Data about app and page elements
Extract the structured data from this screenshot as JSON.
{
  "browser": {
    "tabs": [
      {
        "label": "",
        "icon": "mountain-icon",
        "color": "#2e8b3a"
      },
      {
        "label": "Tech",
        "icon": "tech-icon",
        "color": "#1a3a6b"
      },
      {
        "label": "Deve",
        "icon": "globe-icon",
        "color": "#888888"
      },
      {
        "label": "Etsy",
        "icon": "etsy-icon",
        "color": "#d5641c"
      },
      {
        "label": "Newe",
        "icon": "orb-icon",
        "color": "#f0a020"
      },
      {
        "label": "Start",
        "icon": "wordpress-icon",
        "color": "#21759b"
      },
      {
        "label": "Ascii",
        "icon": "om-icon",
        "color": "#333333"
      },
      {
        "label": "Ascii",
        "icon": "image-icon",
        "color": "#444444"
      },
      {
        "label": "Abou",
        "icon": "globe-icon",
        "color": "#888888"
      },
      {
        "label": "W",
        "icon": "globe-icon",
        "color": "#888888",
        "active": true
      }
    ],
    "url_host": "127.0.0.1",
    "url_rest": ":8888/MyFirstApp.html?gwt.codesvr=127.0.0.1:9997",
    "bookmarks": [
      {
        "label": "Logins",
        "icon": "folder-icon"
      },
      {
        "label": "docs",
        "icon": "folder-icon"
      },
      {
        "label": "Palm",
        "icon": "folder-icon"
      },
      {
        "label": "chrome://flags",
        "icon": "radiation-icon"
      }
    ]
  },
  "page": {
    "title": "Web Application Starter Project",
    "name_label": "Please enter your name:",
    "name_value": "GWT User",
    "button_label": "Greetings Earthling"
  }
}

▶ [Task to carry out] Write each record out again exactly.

▶ [Expected answer]
Extract the structured data from this screenshot as JSON.
{
  "browser": {
    "tabs": [
      {
        "label": "",
        "icon": "mountain-icon",
        "color": "#2e8b3a"
      },
      {
        "label": "Tech",
        "icon": "tech-icon",
        "color": "#1a3a6b"
      },
      {
        "label": "Deve",
        "icon": "globe-icon",
        "color": "#888888"
      },
      {
        "label": "Etsy",
        "icon": "etsy-icon",
        "color": "#d5641c"
      },
      {
        "label": "Newe",
        "icon": "orb-icon",
        "color": "#f0a020"
      },
      {
        "label": "Start",
        "icon": "wordpress-icon",
        "color": "#21759b"
      },
      {
        "label": "Ascii",
        "icon": "om-icon",
        "color": "#333333"
      },
      {
        "label": "Ascii",
        "icon": "image-icon",
        "color": "#444444"
      },
      {
        "label": "Abou",
        "icon": "globe-icon",
        "color": "#888888"
      },
      {
        "label": "W",
        "icon": "globe-icon",
        "color": "#888888",
        "active": true
      }
    ],
    "url_host": "127.0.0.1",
    "url_rest": ":8888/MyFirstApp.html?gwt.codesvr=127.0.0.1:9997",
    "bookmarks": [
      {
        "label": "Logins",
        "icon": "folder-icon"
      },
      {
        "label": "docs",
        "icon": "folder-icon"
      },
      {
        "label": "Palm",
        "icon": "folder-icon"
      },
      {
        "label": "chrome://flags",
        "icon": "radiation-icon"
      }
    ]
  },
  "page": {
    "title": "Web Application Starter Project",
    "name_label": "Please enter your name:",
    "name_value": "GWT User",
    "button_label": "Greetings Earthling"
  }
}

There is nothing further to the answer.